"undivided devotion"

Having multiple commitments necessarily leads to division and conflicts of interest. This is especially problematic in our relationship to God. Paul warns of this in his advice about marriage:

The unmarried man is anxious about the affairs of the Lord, how to please the Lord; but the married man is anxious about worldly affairs, how to please his wife, and his interests are divided.

And the unmarried woman or girl is anxious about the affairs of the Lord, how to be holy in body and spirit; but the married woman is anxious about worldly affairs, how to please her husband. (1 Cor 7.32-34)
Paul's concern, though, is not just about marriage. A few verses earlier, he recommends that "those who buy [be] as though they had no goods, and those who deal with the world [be] as though they had no dealings with it." Paul is warning about divided loyalties, warning us to avoid conflicting commitments, "to secure your undivided devotion to the Lord."

Yet commitments are frequently demanded of us (by friends, institutions, marriage, nation, etc), so what are we to do? If we make these commitments, we end up with divided interests, trying to obey a number of different authorities, each with their own agenda.

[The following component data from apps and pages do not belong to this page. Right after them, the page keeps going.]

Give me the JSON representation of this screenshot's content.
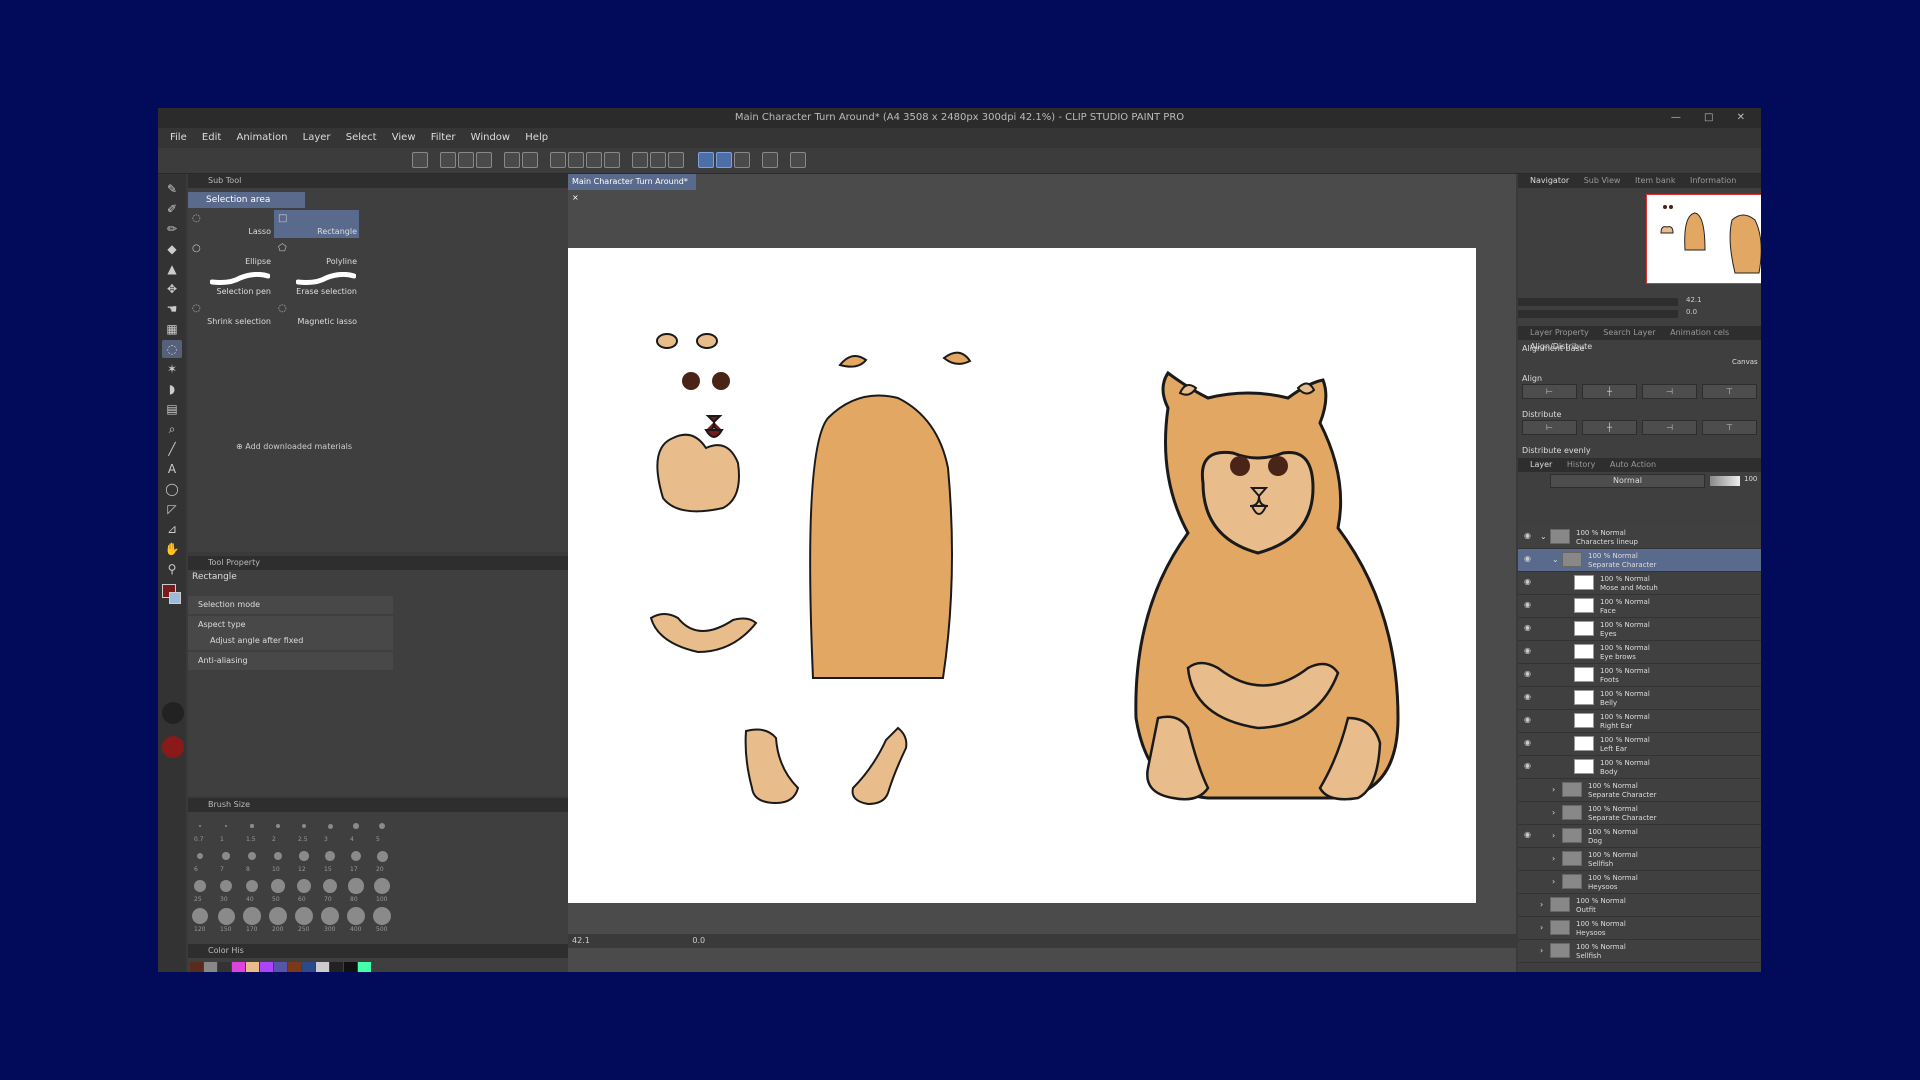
{
  "window": {
    "title": "Main Character Turn Around* (A4 3508 x 2480px 300dpi 42.1%) - CLIP STUDIO PAINT PRO",
    "controls": "— □ ✕"
  },
  "menu": [
    "File",
    "Edit",
    "Animation",
    "Layer",
    "Select",
    "View",
    "Filter",
    "Window",
    "Help"
  ],
  "subtool": {
    "tab_label": "Sub Tool",
    "group_label": "Selection area",
    "items": [
      "Lasso",
      "Rectangle",
      "Ellipse",
      "Polyline",
      "Selection pen",
      "Erase selection",
      "Shrink selection",
      "Magnetic lasso"
    ],
    "add_materials": "Add downloaded materials"
  },
  "tool_property": {
    "tab_label": "Tool Property",
    "tool_name": "Rectangle",
    "rows": [
      "Selection mode",
      "Aspect type",
      "Adjust angle after fixed",
      "Anti-aliasing"
    ]
  },
  "brush_size": {
    "tab_label": "Brush Size",
    "sizes": [
      "0.7",
      "1",
      "1.5",
      "2",
      "2.5",
      "3",
      "4",
      "5",
      "6",
      "7",
      "8",
      "10",
      "12",
      "15",
      "17",
      "20",
      "25",
      "30",
      "40",
      "50",
      "60",
      "70",
      "80",
      "100",
      "120",
      "150",
      "170",
      "200",
      "250",
      "300",
      "400",
      "500"
    ]
  },
  "color_hist": {
    "tab_label": "Color His"
  },
  "canvas": {
    "doc_tab": "Main Character Turn Around*",
    "zoom": "42.1",
    "angle": "0.0"
  },
  "navigator": {
    "tabs": [
      "Navigator",
      "Sub View",
      "Item bank",
      "Information"
    ],
    "zoom": "42.1",
    "angle": "0.0"
  },
  "align": {
    "tabs": [
      "Layer Property",
      "Search Layer",
      "Animation cels",
      "Align/Distribute"
    ],
    "alignment_base": "Alignment base",
    "canvas_label": "Canvas",
    "align_label": "Align",
    "distribute_label": "Distribute",
    "distribute_evenly_label": "Distribute evenly"
  },
  "layer_panel": {
    "tabs": [
      "Layer",
      "History",
      "Auto Action"
    ],
    "blend_mode": "Normal",
    "opacity": "100",
    "layers": [
      {
        "opacity": "100 % Normal",
        "name": "Characters lineup",
        "indent": 0,
        "type": "folder",
        "visible": true
      },
      {
        "opacity": "100 % Normal",
        "name": "Separate Character",
        "indent": 1,
        "type": "folder",
        "visible": true
      },
      {
        "opacity": "100 % Normal",
        "name": "Mose and Motuh",
        "indent": 2,
        "type": "layer",
        "visible": true
      },
      {
        "opacity": "100 % Normal",
        "name": "Face",
        "indent": 2,
        "type": "layer",
        "visible": true
      },
      {
        "opacity": "100 % Normal",
        "name": "Eyes",
        "indent": 2,
        "type": "layer",
        "visible": true
      },
      {
        "opacity": "100 % Normal",
        "name": "Eye brows",
        "indent": 2,
        "type": "layer",
        "visible": true
      },
      {
        "opacity": "100 % Normal",
        "name": "Foots",
        "indent": 2,
        "type": "layer",
        "visible": true
      },
      {
        "opacity": "100 % Normal",
        "name": "Belly",
        "indent": 2,
        "type": "layer",
        "visible": true
      },
      {
        "opacity": "100 % Normal",
        "name": "Right Ear",
        "indent": 2,
        "type": "layer",
        "visible": true
      },
      {
        "opacity": "100 % Normal",
        "name": "Left Ear",
        "indent": 2,
        "type": "layer",
        "visible": true
      },
      {
        "opacity": "100 % Normal",
        "name": "Body",
        "indent": 2,
        "type": "layer",
        "visible": true
      },
      {
        "opacity": "100 % Normal",
        "name": "Separate Character",
        "indent": 1,
        "type": "folder",
        "visible": false
      },
      {
        "opacity": "100 % Normal",
        "name": "Separate Character",
        "indent": 1,
        "type": "folder",
        "visible": false
      },
      {
        "opacity": "100 % Normal",
        "name": "Dog",
        "indent": 1,
        "type": "folder",
        "visible": true
      },
      {
        "opacity": "100 % Normal",
        "name": "Sellfish",
        "indent": 1,
        "type": "folder",
        "visible": false
      },
      {
        "opacity": "100 % Normal",
        "name": "Heysoos",
        "indent": 1,
        "type": "folder",
        "visible": false
      },
      {
        "opacity": "100 % Normal",
        "name": "Outfit",
        "indent": 0,
        "type": "folder",
        "visible": false
      },
      {
        "opacity": "100 % Normal",
        "name": "Heysoos",
        "indent": 0,
        "type": "folder",
        "visible": false
      },
      {
        "opacity": "100 % Normal",
        "name": "Sellfish",
        "indent": 0,
        "type": "folder",
        "visible": false
      }
    ]
  },
  "colors": {
    "dog_body": "#e3a764",
    "dog_light": "#e8bd8b",
    "outline": "#1a1a1a",
    "selection_blue": "#5a6a8c"
  }
}
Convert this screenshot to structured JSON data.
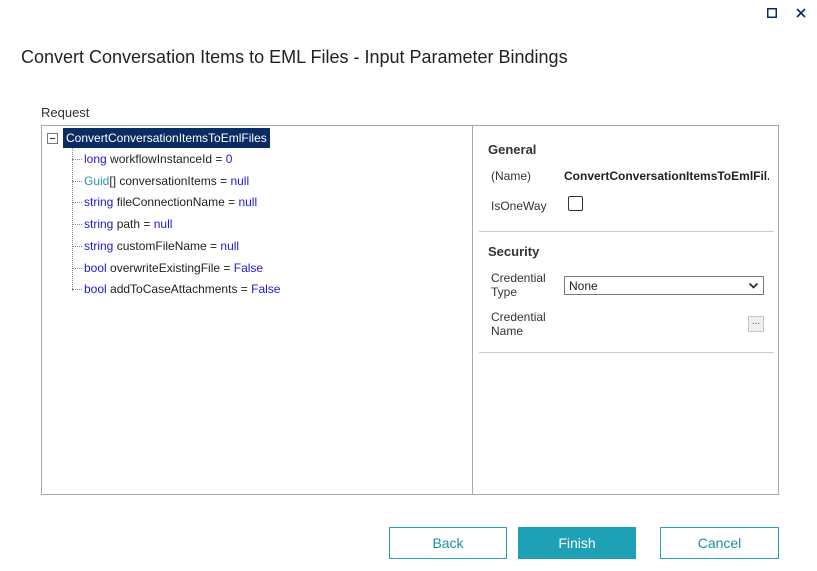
{
  "dialog": {
    "title": "Convert Conversation Items to EML Files - Input Parameter Bindings",
    "section_label": "Request"
  },
  "tree": {
    "root_label": "ConvertConversationItemsToEmlFiles",
    "items": [
      {
        "type": "long",
        "type_class": "kw",
        "name": "workflowInstanceId",
        "eq": " = ",
        "value": "0"
      },
      {
        "type": "Guid",
        "type_class": "ty",
        "suffix": "[]",
        "name": "conversationItems",
        "eq": " = ",
        "value": "null"
      },
      {
        "type": "string",
        "type_class": "kw",
        "name": "fileConnectionName",
        "eq": " = ",
        "value": "null"
      },
      {
        "type": "string",
        "type_class": "kw",
        "name": "path",
        "eq": " = ",
        "value": "null"
      },
      {
        "type": "string",
        "type_class": "kw",
        "name": "customFileName",
        "eq": " = ",
        "value": "null"
      },
      {
        "type": "bool",
        "type_class": "kw",
        "name": "overwriteExistingFile",
        "eq": " = ",
        "value": "False"
      },
      {
        "type": "bool",
        "type_class": "kw",
        "name": "addToCaseAttachments",
        "eq": " = ",
        "value": "False"
      }
    ]
  },
  "properties": {
    "general_heading": "General",
    "name_label": "(Name)",
    "name_value": "ConvertConversationItemsToEmlFil...",
    "isoneway_label": "IsOneWay",
    "security_heading": "Security",
    "credential_type_label_1": "Credential",
    "credential_type_label_2": "Type",
    "credential_type_value": "None",
    "credential_name_label_1": "Credential",
    "credential_name_label_2": "Name",
    "ellipsis": "..."
  },
  "buttons": {
    "back": "Back",
    "finish": "Finish",
    "cancel": "Cancel"
  },
  "colors": {
    "accent": "#1ea0b6",
    "selection": "#0b2b63",
    "keyword": "#1a1ad6",
    "type": "#2b91af"
  }
}
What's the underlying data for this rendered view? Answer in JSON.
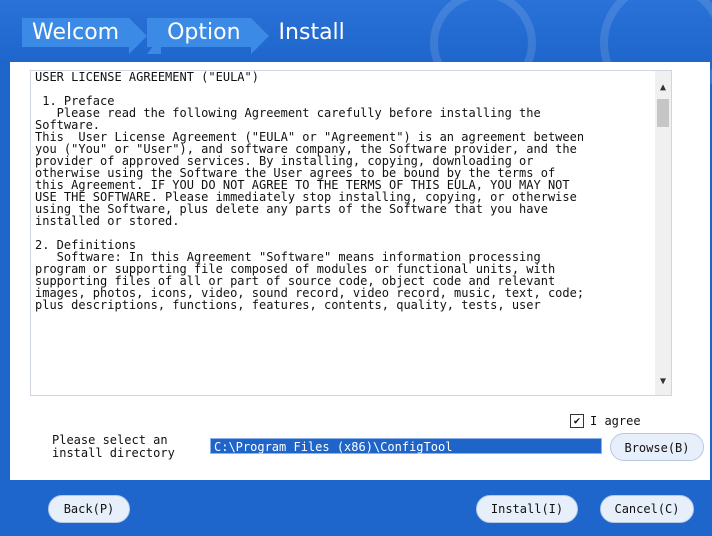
{
  "header": {
    "steps": [
      "Welcom",
      "Option",
      "Install"
    ]
  },
  "eula": {
    "text": "USER LICENSE AGREEMENT (\"EULA\")\n\n 1. Preface\n   Please read the following Agreement carefully before installing the\nSoftware.\nThis  User License Agreement (\"EULA\" or \"Agreement\") is an agreement between\nyou (\"You\" or \"User\"), and software company, the Software provider, and the\nprovider of approved services. By installing, copying, downloading or\notherwise using the Software the User agrees to be bound by the terms of\nthis Agreement. IF YOU DO NOT AGREE TO THE TERMS OF THIS EULA, YOU MAY NOT\nUSE THE SOFTWARE. Please immediately stop installing, copying, or otherwise\nusing the Software, plus delete any parts of the Software that you have\ninstalled or stored.\n\n2. Definitions\n   Software: In this Agreement \"Software\" means information processing\nprogram or supporting file composed of modules or functional units, with\nsupporting files of all or part of source code, object code and relevant\nimages, photos, icons, video, sound record, video record, music, text, code;\nplus descriptions, functions, features, contents, quality, tests, user"
  },
  "agree": {
    "label": "I agree",
    "checkmark": "✔"
  },
  "directory": {
    "label": "Please select an\ninstall directory",
    "value": "C:\\Program Files (x86)\\ConfigTool",
    "browse_label": "Browse(B)"
  },
  "footer": {
    "back_label": "Back(P)",
    "install_label": "Install(I)",
    "cancel_label": "Cancel(C)"
  }
}
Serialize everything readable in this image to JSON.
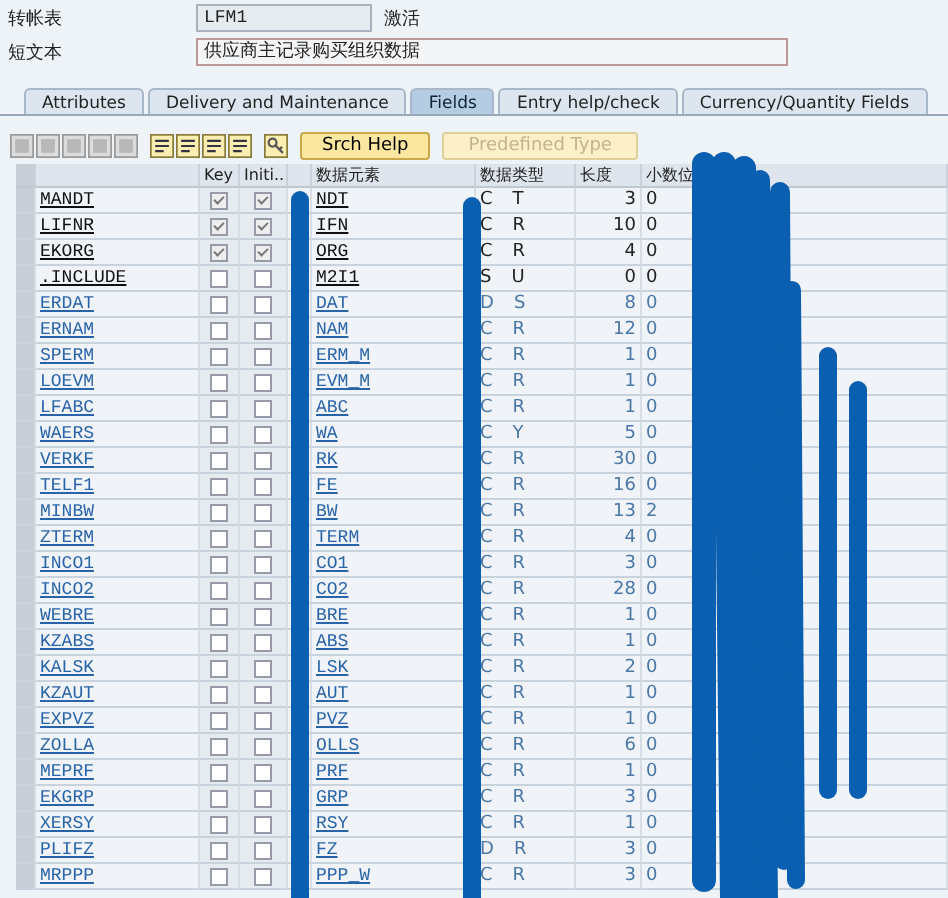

But if we refuse to these commitments, we seem to be individualists, without a deep concern for or connection to others.

For followers of Jesus there is only one answer, the answer he gave: "You shall love the Lord your God with all your heart, and with all your soul, and with all your mind, and with all your strength." Our single, whole-hearted commitment must be to God. There can be no other loyalty or authority for us.

Yet this undivided, exclusive commitment to God does not cut us off from others. Because the commitment to God is the commitment to love.